Saved entries:
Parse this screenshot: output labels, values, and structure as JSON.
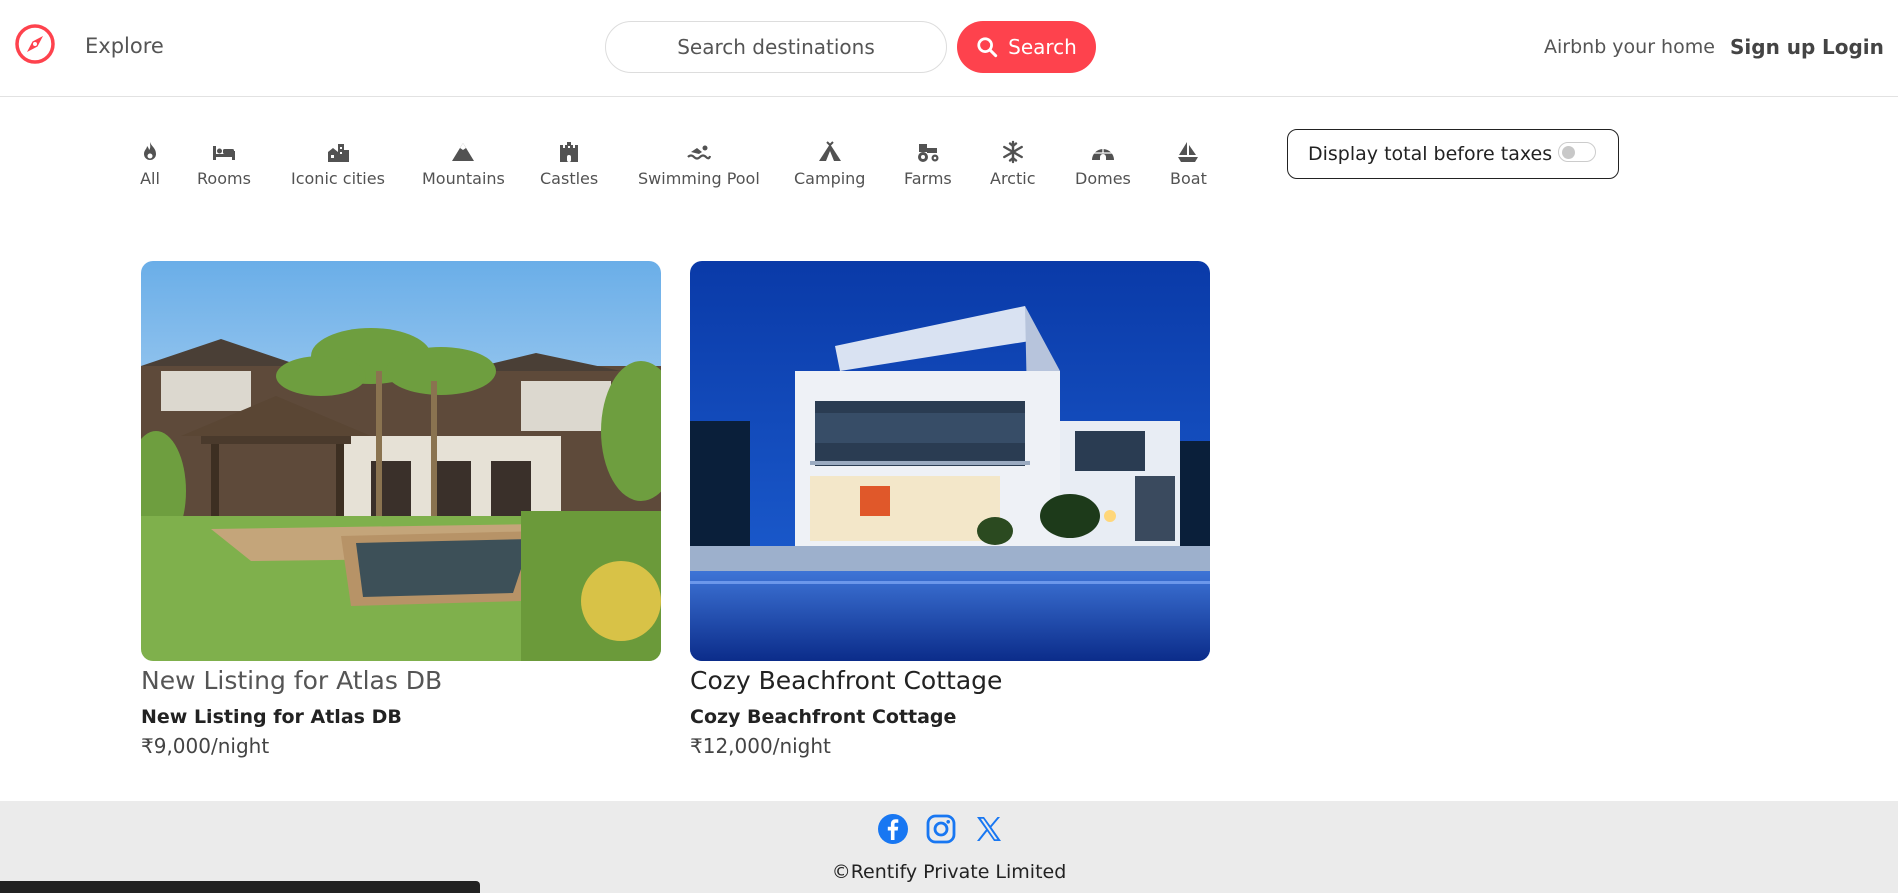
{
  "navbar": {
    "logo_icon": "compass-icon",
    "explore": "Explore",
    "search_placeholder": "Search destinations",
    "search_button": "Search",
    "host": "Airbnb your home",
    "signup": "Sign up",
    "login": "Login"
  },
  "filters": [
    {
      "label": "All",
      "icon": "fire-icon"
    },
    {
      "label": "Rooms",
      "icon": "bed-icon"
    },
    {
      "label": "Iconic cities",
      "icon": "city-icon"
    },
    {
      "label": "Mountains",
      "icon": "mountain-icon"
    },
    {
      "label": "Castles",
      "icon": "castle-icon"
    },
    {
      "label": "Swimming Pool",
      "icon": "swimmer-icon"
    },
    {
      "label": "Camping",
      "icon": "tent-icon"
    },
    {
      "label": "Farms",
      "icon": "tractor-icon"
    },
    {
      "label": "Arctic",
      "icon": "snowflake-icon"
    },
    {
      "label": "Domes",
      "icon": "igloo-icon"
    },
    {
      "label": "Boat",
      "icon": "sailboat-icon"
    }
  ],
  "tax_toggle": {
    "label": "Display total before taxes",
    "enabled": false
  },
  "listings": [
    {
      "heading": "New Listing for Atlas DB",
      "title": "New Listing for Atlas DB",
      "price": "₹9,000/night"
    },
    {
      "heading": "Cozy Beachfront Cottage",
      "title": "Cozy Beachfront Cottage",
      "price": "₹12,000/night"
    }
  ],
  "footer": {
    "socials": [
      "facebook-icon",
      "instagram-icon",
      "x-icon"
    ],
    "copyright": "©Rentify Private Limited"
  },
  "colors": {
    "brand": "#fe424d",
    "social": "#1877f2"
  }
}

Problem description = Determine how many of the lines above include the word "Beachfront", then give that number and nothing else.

Your solution = 2